US law currently forbids people to work without legal immigration status, but about 12 million people do so anyway.
Under Obama’s order, four to five million people, at most, will get permission to work.
But at the same time the Department of Homeland Security will increase enforcement against those millions of others who will not.
Over the last decade, tens of thousands of workers in agriculture, meatpacking, construction, building services, manufacturing and other industries have lost their jobs as a result of workplace enforcement.
Many, if not most, have been union members, and a groundswell of labour opinion has condemned these terminations.
Hundreds of workers, for instance, were fired in the middle of an organising drive at a California supermarket chain.
Gerardo Dominguez, organising director of Local 5 of the United Food and Commercial Workers, called the terminations “an economic disaster for the San Francisco Bay Area.
These workers pay taxes that support local schools and services. Being terminated because of immigration status is a violation of their human and civil rights. Their families and our entire community will be harmed, and inequality and poverty will increase.”
In addition, the President announced that even greater resources will be spent securing the US/Mexico border, where hundreds of people die each year.
“More enforcement here will mean even more people will die trying to cross, and greater violations of civil and human rights in our border communities,” according to the Coalición de Derechos Humanos, a union-aligned immigrant rights organisation based in Tucson, Arizona.

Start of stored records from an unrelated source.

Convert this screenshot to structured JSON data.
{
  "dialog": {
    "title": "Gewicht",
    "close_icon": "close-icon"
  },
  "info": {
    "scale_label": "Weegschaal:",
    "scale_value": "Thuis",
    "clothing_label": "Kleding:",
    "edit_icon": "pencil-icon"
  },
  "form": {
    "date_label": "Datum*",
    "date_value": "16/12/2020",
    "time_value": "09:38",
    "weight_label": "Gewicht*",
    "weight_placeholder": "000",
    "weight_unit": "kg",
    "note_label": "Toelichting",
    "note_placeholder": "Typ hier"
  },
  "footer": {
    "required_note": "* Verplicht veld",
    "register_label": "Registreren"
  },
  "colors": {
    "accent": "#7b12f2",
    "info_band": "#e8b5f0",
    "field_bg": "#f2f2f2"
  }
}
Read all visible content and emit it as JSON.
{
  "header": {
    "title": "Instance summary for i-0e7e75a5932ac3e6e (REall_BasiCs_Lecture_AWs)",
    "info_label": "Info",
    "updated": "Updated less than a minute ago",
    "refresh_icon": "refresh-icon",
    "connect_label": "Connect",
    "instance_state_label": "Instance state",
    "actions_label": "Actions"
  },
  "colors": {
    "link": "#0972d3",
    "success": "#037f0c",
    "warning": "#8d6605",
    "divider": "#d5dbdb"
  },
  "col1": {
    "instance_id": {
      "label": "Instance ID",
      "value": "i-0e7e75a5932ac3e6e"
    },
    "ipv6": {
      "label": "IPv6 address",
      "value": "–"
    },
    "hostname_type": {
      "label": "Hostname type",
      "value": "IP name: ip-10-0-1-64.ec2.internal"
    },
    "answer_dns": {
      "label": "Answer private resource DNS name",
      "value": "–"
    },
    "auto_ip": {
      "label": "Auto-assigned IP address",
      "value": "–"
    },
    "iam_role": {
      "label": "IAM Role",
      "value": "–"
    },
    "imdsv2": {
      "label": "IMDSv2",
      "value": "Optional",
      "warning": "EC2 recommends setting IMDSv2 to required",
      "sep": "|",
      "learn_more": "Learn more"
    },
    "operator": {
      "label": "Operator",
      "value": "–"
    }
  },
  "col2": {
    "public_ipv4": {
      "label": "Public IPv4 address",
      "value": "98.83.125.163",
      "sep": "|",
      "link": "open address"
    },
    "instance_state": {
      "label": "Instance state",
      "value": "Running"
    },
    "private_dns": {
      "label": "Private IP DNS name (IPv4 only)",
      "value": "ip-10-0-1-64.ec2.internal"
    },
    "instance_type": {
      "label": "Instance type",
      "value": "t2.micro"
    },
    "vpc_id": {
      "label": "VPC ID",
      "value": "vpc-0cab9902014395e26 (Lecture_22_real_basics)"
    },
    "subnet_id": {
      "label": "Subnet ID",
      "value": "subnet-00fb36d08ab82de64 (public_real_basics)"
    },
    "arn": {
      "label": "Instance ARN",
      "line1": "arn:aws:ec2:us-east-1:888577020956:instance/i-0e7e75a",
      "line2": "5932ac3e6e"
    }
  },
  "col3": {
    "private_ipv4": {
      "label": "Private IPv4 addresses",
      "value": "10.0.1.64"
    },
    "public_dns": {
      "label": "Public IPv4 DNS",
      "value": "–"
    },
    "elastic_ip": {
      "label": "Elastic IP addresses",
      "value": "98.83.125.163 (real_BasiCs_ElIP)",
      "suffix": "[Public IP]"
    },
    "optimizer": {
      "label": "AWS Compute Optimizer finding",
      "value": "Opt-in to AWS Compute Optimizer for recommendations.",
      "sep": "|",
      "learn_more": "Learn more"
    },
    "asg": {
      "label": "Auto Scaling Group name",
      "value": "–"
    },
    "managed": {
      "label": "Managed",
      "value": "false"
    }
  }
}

“We need to demilitarise the border, not to increase its militarisation. The US already spends more money on immigration enforcement, including the notorious Operation Streamline kangaroo courts, than all other federal law enforcement programs combined. It is inexcusable to spend even more.”
President Obama also announced he will expand the number of privately-run prisons for immigrants, and the number of people held in them.
One such centre, the South Texas Family Residential Center, has already been built in Texas to hold over 2400 children and family members from Central America.
The detention of Central American children has been strongly criticised by the AFL-CIO.
A recent delegation to Honduras led by the federation’s vice-president Tefere Gebre even urged the Honduran government not to accept deportees arriving from the US if they haven’t been allowed their legal right to apply for asylum.
Free trade policies
According to many labor and immigrant rights groups, however, migrants from Central America, Mexico and elsewhere have been driven into migration by free trade agreements and other economic policies pursued by the US government.
Yet the Obama administration is currently asking Congress to give it a “fast-track” process for approving the Trans Pacific Partnership, a free trade agreement involving 12 countries around the Pacific Rim.
The Dignity Campaign, a network of a number of local unions, labour councils and immigrant rights organisations, warned:
“Two decades of experience with NAFTA tells us that these deals drive people into poverty, leading to more displacement and global migration, while US jobs are eliminated.
“We need to end these trade arrangements as part of a sensible immigration policy. We must change US immigration law and trade policy to deal with the basic causes of migration, and to guarantee the human, civil and labor rights of migrants and all working people.”
The Obama executive order will not change US law — only the Congress can pass laws.
It can only change the way existing law is enforced. The possibility exists, therefore, that an incoming administration elected in 2016 could reverse it, deporting those who have come forward to claim a deferred status. That prospect has already frightened some potential applicants.
“The challenge is getting those folks to apply, get them legal status, and make sure that they never lose it,” Perez says.
“If we don’t get enough people into the program, it’s more likely that it could be taken away. I’d love to see union halls all over the country opening up and serving as places where people can come to get good information to apply. That would be beautiful.”